We avoid as we can. GMOs are not labeled, which I think is a crazy situation, so there's a huge unknown factor. I buy from people who I know grow safe food and avoid scary ingredients that you know most of it is genetically modified.
Of your local purveyors, do any stand out as your favorite?

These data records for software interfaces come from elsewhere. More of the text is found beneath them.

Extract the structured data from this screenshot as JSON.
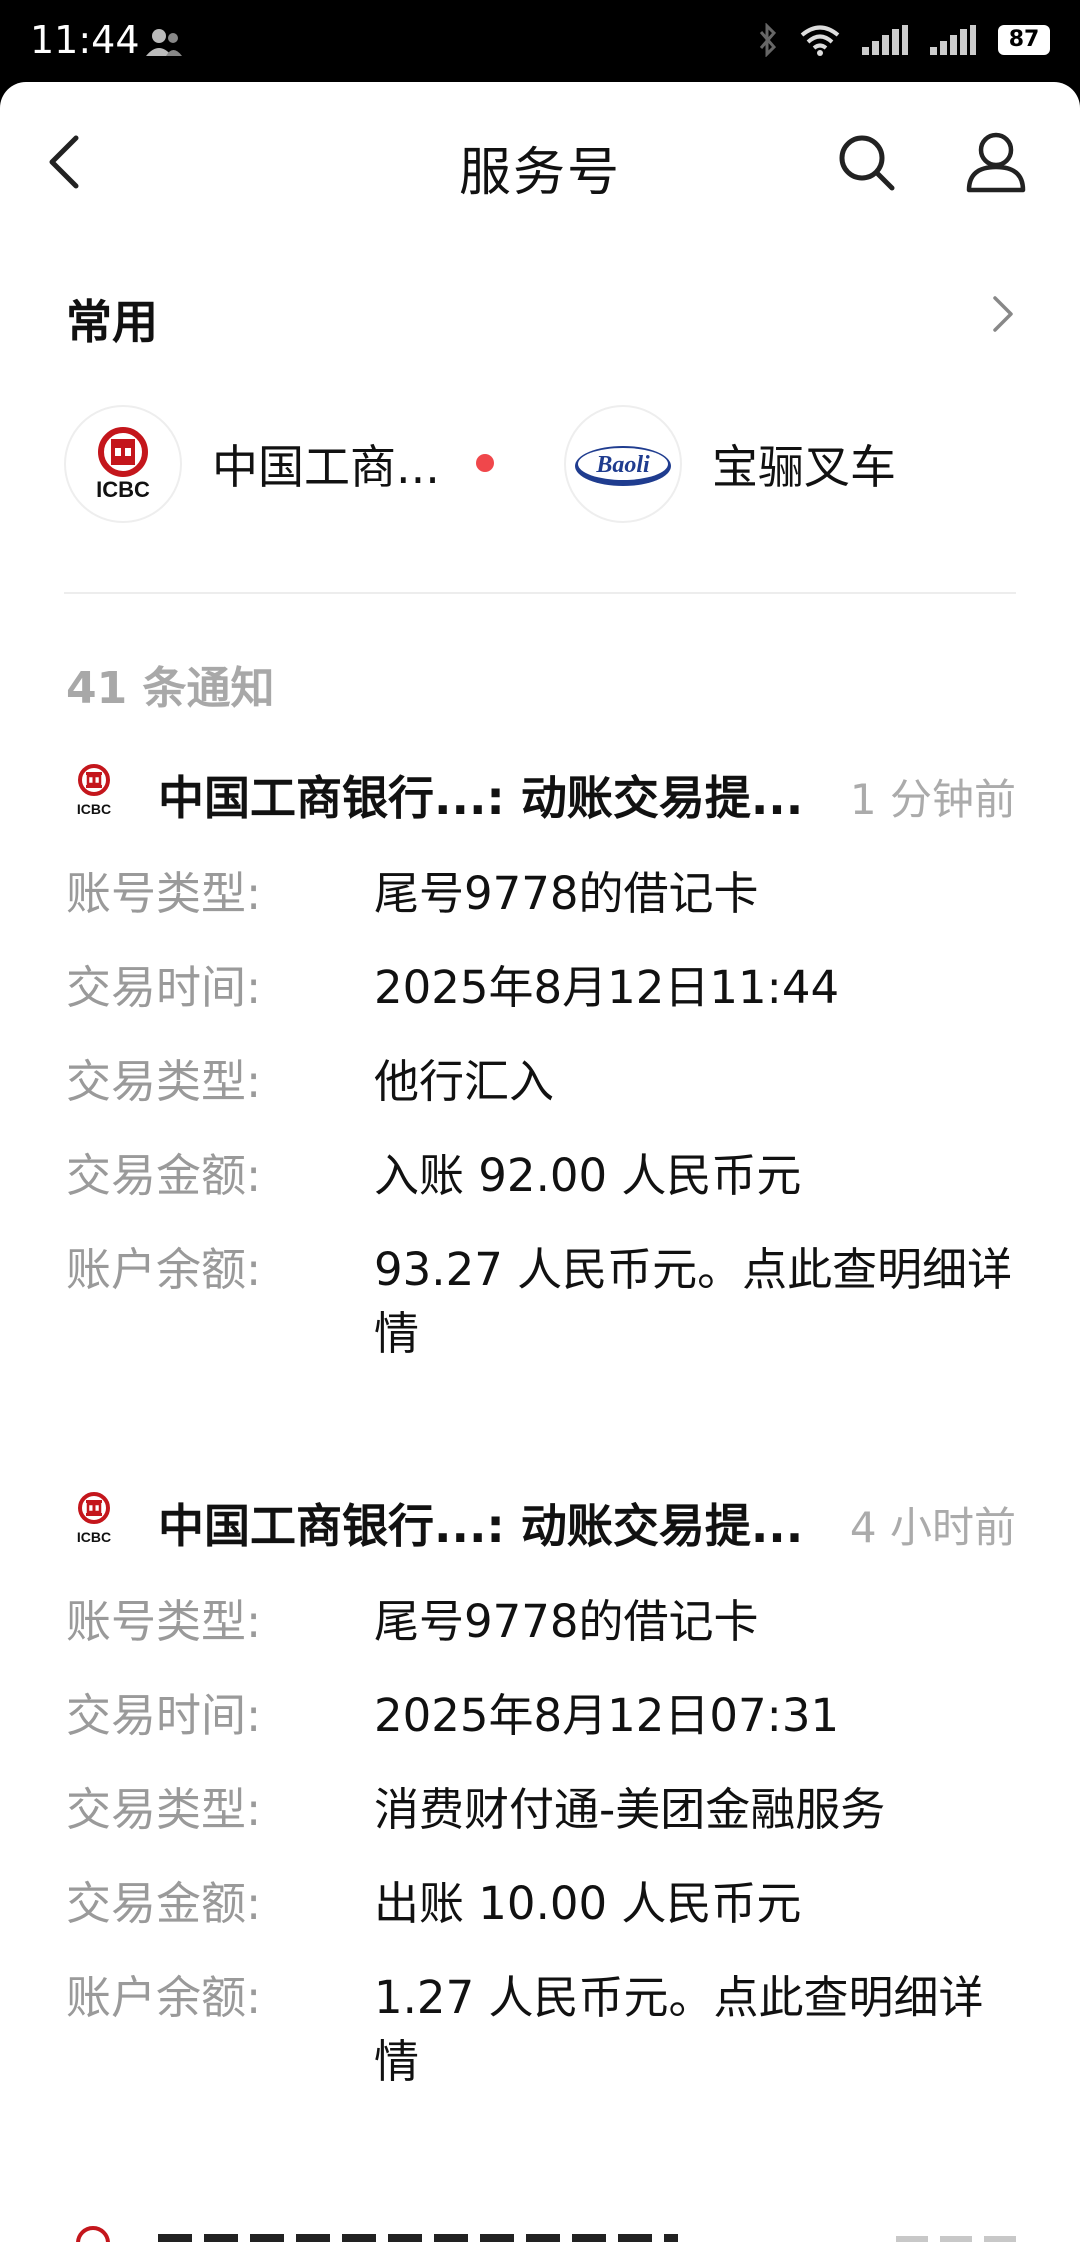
{
  "status_bar": {
    "time": "11:44",
    "battery": "87"
  },
  "nav": {
    "title": "服务号",
    "back_icon": "back-arrow-icon",
    "search_icon": "search-icon",
    "profile_icon": "person-icon"
  },
  "frequent": {
    "title": "常用",
    "items": [
      {
        "name": "中国工商...",
        "logo_text": "ICBC",
        "logo_color": "#c4161c",
        "unread": true
      },
      {
        "name": "宝骊叉车",
        "logo_text": "Baoli",
        "logo_color": "#1f3c8f",
        "unread": false
      }
    ]
  },
  "notification_count": "41 条通知",
  "messages": [
    {
      "title": "中国工商银行...: 动账交易提...",
      "time": "1 分钟前",
      "logo_text": "ICBC",
      "rows": [
        {
          "label": "账号类型:",
          "value": "尾号9778的借记卡"
        },
        {
          "label": "交易时间:",
          "value": "2025年8月12日11:44"
        },
        {
          "label": "交易类型:",
          "value": "他行汇入"
        },
        {
          "label": "交易金额:",
          "value": "入账 92.00 人民币元"
        },
        {
          "label": "账户余额:",
          "value": "93.27 人民币元。点此查明细详情"
        }
      ]
    },
    {
      "title": "中国工商银行...: 动账交易提...",
      "time": "4 小时前",
      "logo_text": "ICBC",
      "rows": [
        {
          "label": "账号类型:",
          "value": "尾号9778的借记卡"
        },
        {
          "label": "交易时间:",
          "value": "2025年8月12日07:31"
        },
        {
          "label": "交易类型:",
          "value": "消费财付通-美团金融服务"
        },
        {
          "label": "交易金额:",
          "value": "出账 10.00 人民币元"
        },
        {
          "label": "账户余额:",
          "value": "1.27 人民币元。点此查明细详情"
        }
      ]
    }
  ]
}
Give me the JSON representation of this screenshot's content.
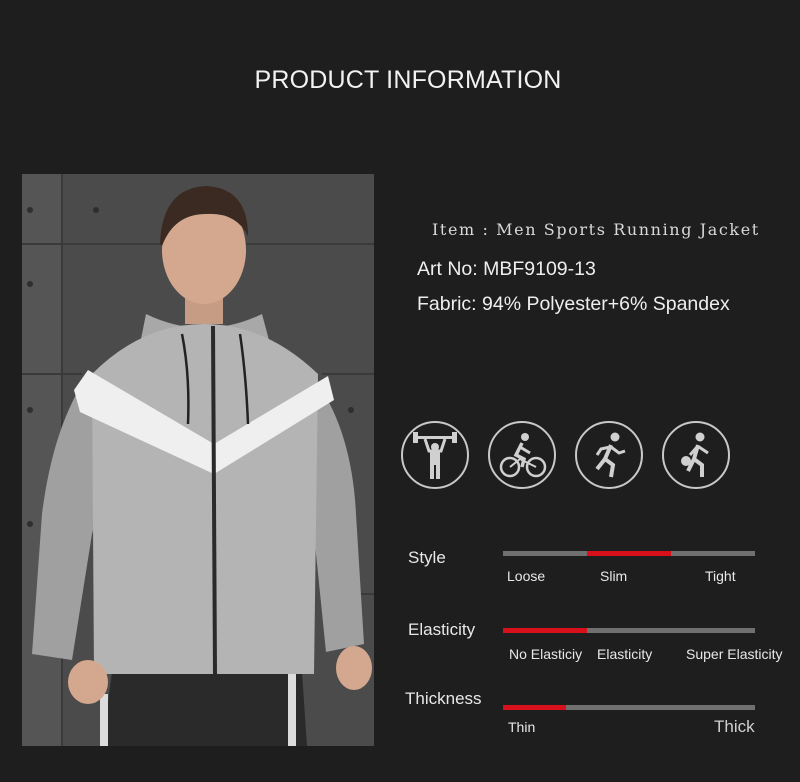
{
  "page": {
    "title": "PRODUCT INFORMATION"
  },
  "product": {
    "item": "Item : Men Sports Running Jacket",
    "art_no": "Art No: MBF9109-13",
    "fabric": "Fabric: 94% Polyester+6% Spandex",
    "photo": "model-wearing-jacket-photo"
  },
  "sports_icons": [
    "weightlifting-icon",
    "cycling-icon",
    "running-icon",
    "basketball-icon"
  ],
  "ratings": [
    {
      "label": "Style",
      "ticks": [
        "Loose",
        "Slim",
        "Tight"
      ],
      "selected_index": 1,
      "tick_count": 3
    },
    {
      "label": "Elasticity",
      "ticks": [
        "No Elasticiy",
        "Elasticity",
        "Super Elasticity"
      ],
      "selected_index": 0,
      "tick_count": 3
    },
    {
      "label": "Thickness",
      "ticks": [
        "Thin",
        "Thick"
      ],
      "selected_index": 0,
      "tick_count": 4
    }
  ],
  "colors": {
    "background": "#1e1e1e",
    "accent": "#d8101c",
    "track": "#707070"
  }
}
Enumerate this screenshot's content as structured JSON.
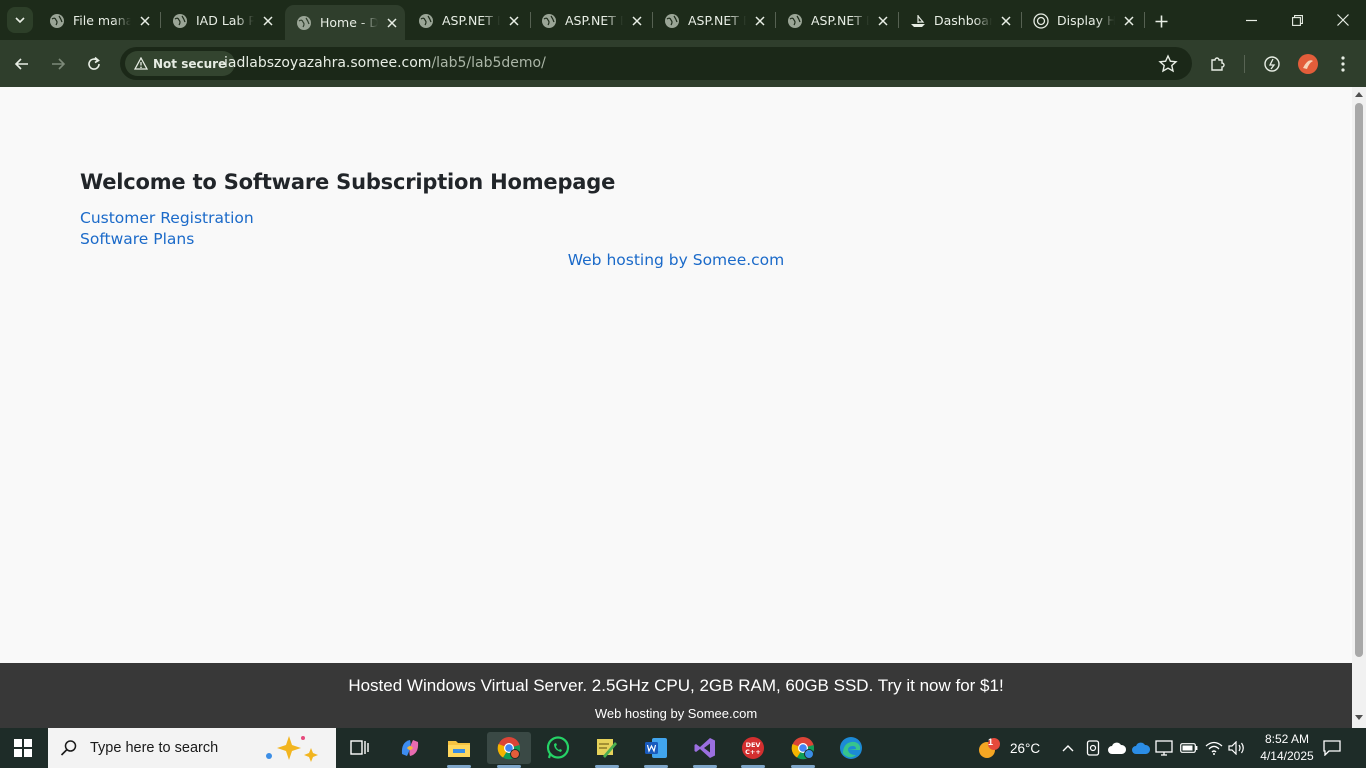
{
  "browser": {
    "tabs": [
      {
        "label": "File manager",
        "icon": "globe-icon",
        "active": false
      },
      {
        "label": "IAD Lab Portal",
        "icon": "globe-icon",
        "active": false
      },
      {
        "label": "Home - Demo",
        "icon": "globe-icon",
        "active": true
      },
      {
        "label": "ASP.NET Example",
        "icon": "globe-icon",
        "active": false
      },
      {
        "label": "ASP.NET Example",
        "icon": "globe-icon",
        "active": false
      },
      {
        "label": "ASP.NET Example",
        "icon": "globe-icon",
        "active": false
      },
      {
        "label": "ASP.NET Example",
        "icon": "globe-icon",
        "active": false
      },
      {
        "label": "Dashboard",
        "icon": "ship-icon",
        "active": false
      },
      {
        "label": "Display HTML",
        "icon": "openai-icon",
        "active": false
      }
    ],
    "security_label": "Not secure",
    "url_host": "iadlabszoyazahra.somee.com",
    "url_path": "/lab5/lab5demo/"
  },
  "page": {
    "title": "Welcome to Software Subscription Homepage",
    "links": [
      "Customer Registration",
      "Software Plans"
    ],
    "hosting_link": "Web hosting by Somee.com",
    "ad_text": "Hosted Windows Virtual Server. 2.5GHz CPU, 2GB RAM, 60GB SSD. Try it now for $1!",
    "ad_sub": "Web hosting by Somee.com"
  },
  "taskbar": {
    "search_placeholder": "Type here to search",
    "weather_badge": "1",
    "temperature": "26°C",
    "time": "8:52 AM",
    "date": "4/14/2025",
    "apps": [
      "task-view",
      "copilot",
      "file-explorer",
      "chrome",
      "whatsapp",
      "paint-tool",
      "word",
      "visual-studio",
      "dev-cpp",
      "chrome-profile",
      "edge"
    ]
  },
  "colors": {
    "tab_strip": "#1d2b1a",
    "toolbar": "#2f3e2c",
    "link": "#1b6ac9",
    "ad_bar": "#383838",
    "taskbar": "#1e2c28"
  }
}
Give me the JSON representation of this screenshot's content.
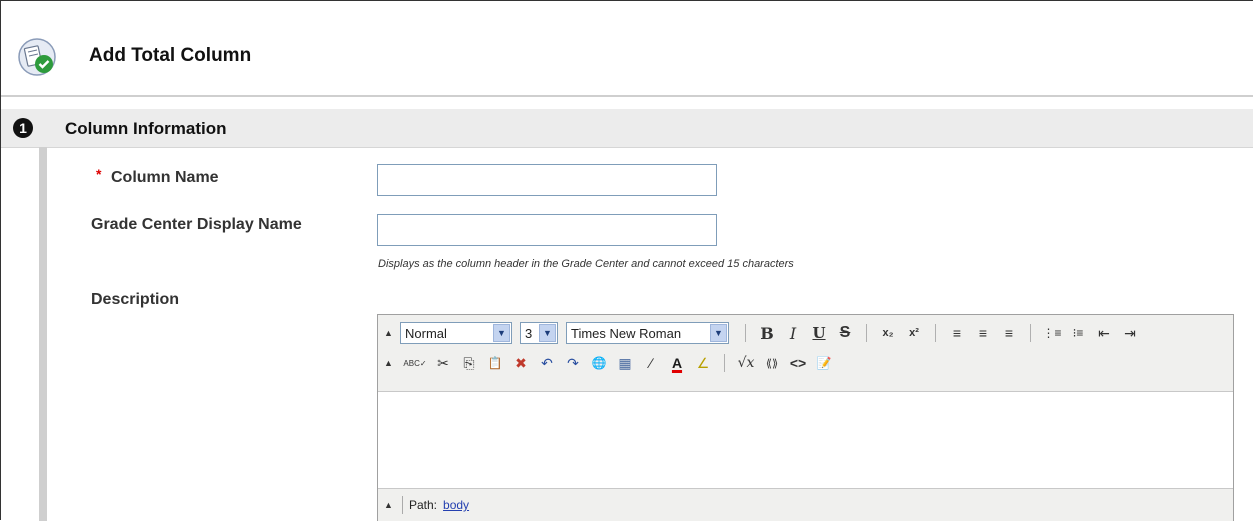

Everybody kind of does a different thing. Comeback Creek does an extremely good job at what they do. We have them growing some really special stuff, and it is always so immaculate and fresh. It's the epitome of fresh, really. I'm a big fanatic about goat, it's one of my favorite ingredients. Ty at Windy Hill in Comanche, Texas raises these goats, and it's incredible. I just did a farm dinner at Frontier Farms in Corsicana. The real trick is to get them all to grow different things and not just arugula. I don't want to have to split my arugula-buying across six farmers.